Establishing a Culture of Listening and Curiosity
What do you miss about being together in class? In your youth group? In professional collaboration?
Go ahead, I'm listening.
I hear you. I feel it too. What was it like for you when you could do that? What will that thing you miss be like when we are back together safely?
This question and follow-up listening carry no judgment, no fixing, no proposed solutions or saying "it will be alright." This is listening with empathy and curiosity. This is what it is like to listen with generosity. Listening is step one in healing, and it is a norm of a classroom culture or organizational culture that values each person's role and importance to the whole. A culture that includes generous listening, empathy, and curiosity promotes social emotional health and leads to empowerment of learning and problem-solving.
What is culture and why is it important?

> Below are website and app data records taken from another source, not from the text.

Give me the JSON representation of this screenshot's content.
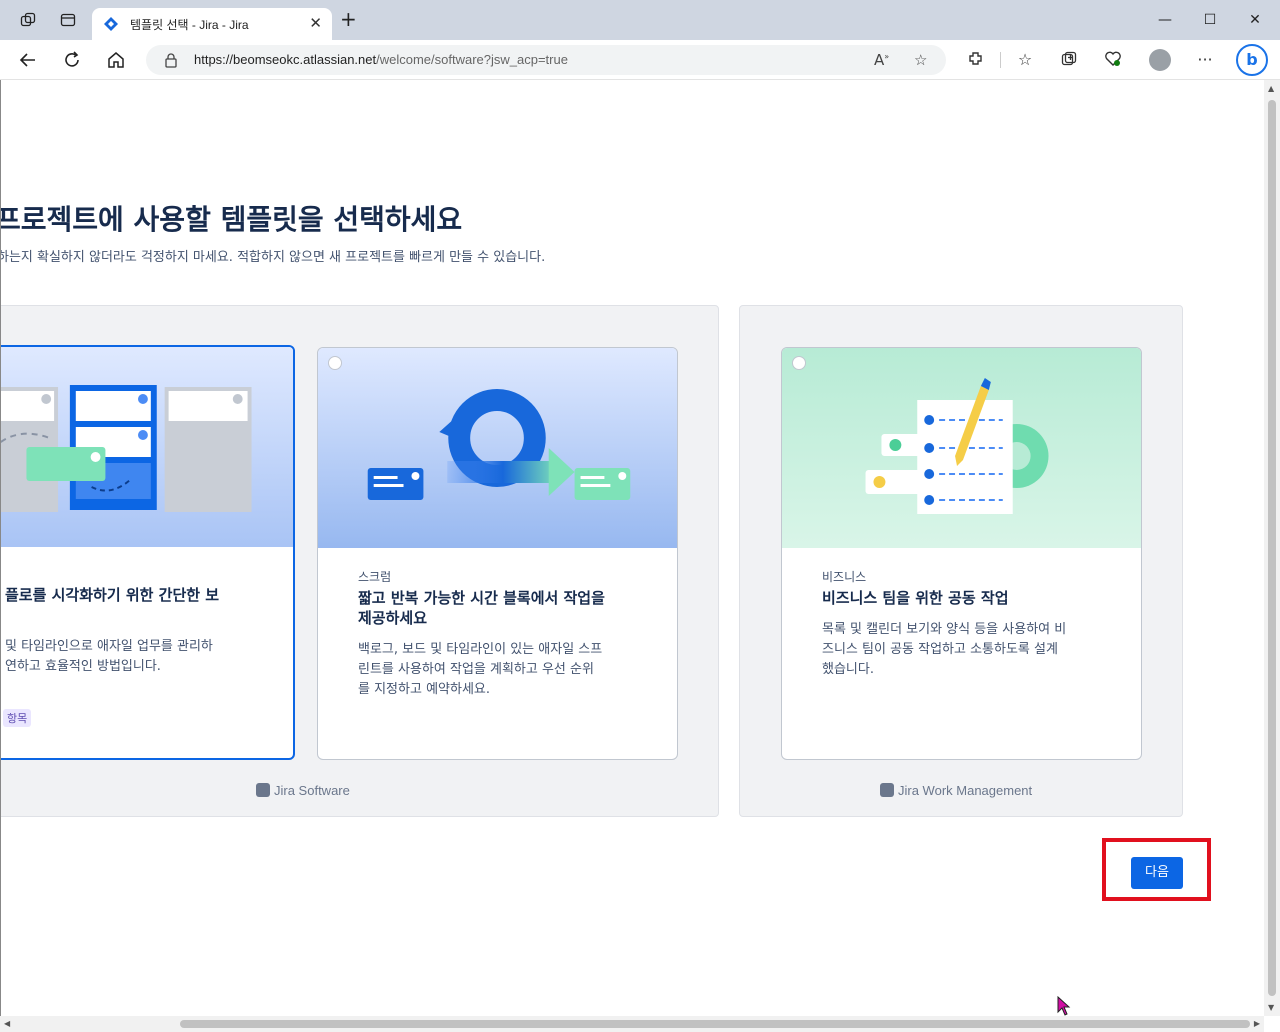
{
  "browser": {
    "tab": {
      "title": "템플릿 선택 - Jira - Jira"
    },
    "url": {
      "host": "https://beomseokc.atlassian.net",
      "path": "/welcome/software?jsw_acp=true"
    },
    "colors": {
      "accent": "#0c66e4",
      "highlight": "#e1101e"
    }
  },
  "page": {
    "heading": "프로젝트에 사용할 템플릿을 선택하세요",
    "subheading": "하는지 확실하지 않더라도 걱정하지 마세요. 적합하지 않으면 새 프로젝트를 빠르게 만들 수 있습니다.",
    "groups": [
      {
        "label": "Jira Software"
      },
      {
        "label": "Jira Work Management"
      }
    ],
    "cards": [
      {
        "category": "",
        "title": "플로를 시각화하기 위한 간단한 보",
        "desc_line1": "및 타임라인으로 애자일 업무를 관리하",
        "desc_line2": "연하고 효율적인 방법입니다.",
        "lozenge": "항목",
        "selected": true
      },
      {
        "category": "스크럼",
        "title_line1": "짧고 반복 가능한 시간 블록에서 작업을",
        "title_line2": "제공하세요",
        "desc_line1": "백로그, 보드 및 타임라인이 있는 애자일 스프",
        "desc_line2": "린트를 사용하여 작업을 계획하고 우선 순위",
        "desc_line3": "를 지정하고 예약하세요.",
        "selected": false
      },
      {
        "category": "비즈니스",
        "title": "비즈니스 팀을 위한 공동 작업",
        "desc_line1": "목록 및 캘린더 보기와 양식 등을 사용하여 비",
        "desc_line2": "즈니스 팀이 공동 작업하고 소통하도록 설계",
        "desc_line3": "했습니다.",
        "selected": false
      }
    ],
    "next_label": "다음"
  }
}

Your group, family, or classroom already has a culture established by norms and attitudes. It isn't a "nice thing to have;" culture already exists and influences how we see our work and relationships. Business people say “culture eats strategy for breakfast” because they know that good plans are carried or destroyed by the culture that is already present. The culture of an organization or family carries work, energy, and relationships like a current, whether we are aware or not. The good news is we can intentionally cultivate a positive culture. What you value and how you expect people to treat one another determines the culture.
Why do we need to build a positive culture?
We can find blame for why things aren't going well: the kids aren't trying; the pandemic keeps us apart; I'm tired. These are all true. Culture acts like a wave that carries either a defeated attitude or an "I can do hard things" attitude. Anyone in the group can influence the culture. The past year has brought change, uncertainty, loss, division, and isolation. As we enter a new year, we have hope for in-person meetings and more social and emotional supports. We are all hurting in some way and in need of healing. The first step in healing is … LISTENING.
Listening is an act of giving.
Listening is best with curiosity and generosity at its heart.
Watch this clip from the movie Inside-Out. You’ll see the problem begins to resolve when Sadness listens. Sadness was curious about what Bing Bong experienced and listened without judgment.
This clip from the movie Inside Out demonstrates two ways to respond to pain. Compare the techniques and outcomes between Joy, who is full of good intentions but centered on her own needs, and Sadness, who demonstrates simple empathy and curiosity.
When you reflect with youth on the video clip, ask the following questions:
- What did you notice?
- What do you wonder?
- How is listening in this situation an act of generosity?
"One of the most sincere forms of respect is actually listening to what another has to say." - Bryant McGill
Listening is an act of generosity because it involves empathy and a desire to give your attention and kindness to someone. Sometimes when we see someone in pain, our first instinct is to fix or distract, like Joy did in the movie clip. Her response was more centered on Joy's own needs. A culture that promotes generous listening, empathy, and curiosity promotes social emotional health and leads to empowerment of learning and problem-solving. To build this culture, directly teach listening skills and practice with discussion, games, protocols, and activities. Here are some suggestions:
- Discussion: Give age-appropriate topics and have young people practice eye contact, full attention, and repeating back what they heard.
- Games: Play the telephone game, sharing a brief verbal message from person to person. See if you can keep it consistent from beginning to end.
- Protocols: Person one talks for 2 minutes while person two listens silently; person two tells what they heard for 1 minute while person one is silent; person one clarifies for 1 minute.
- Activity: The activity Back-to-Back Builder uses listening and communication skills to build duplicate structures.
- Simple Safe Service project: Listening with Generosity guides a discussion about finding common ground related to big ideas.
Having conversations that focus attention on listening skills raises self-awareness and builds social-emotional expertise. When people repeatedly listen with empathy and curiosity, they are building a culture of connection and caring. Everyone wants to be heard and feel valued in their family, group, and community. The experiences of listening and being heard expand understanding of how we fit in community. It increases our ability to figure out what the community means ot us and what we can do to impact the community. When this practice is part of our community culture, we build lifelong skills in healthy relationships and generosity.
"Generous listening is powered by curiosity, a virtue we can invite and nurture in ourselves to render it instinctive. It involves a kind of vulnerability - a willingness to be surprised, to let go of assumptions and take in ambiguity. The listener wants to understand the humanity behind the words of the other, and patiently summons one's own best self and one's own best words and questions." - Krista Tippett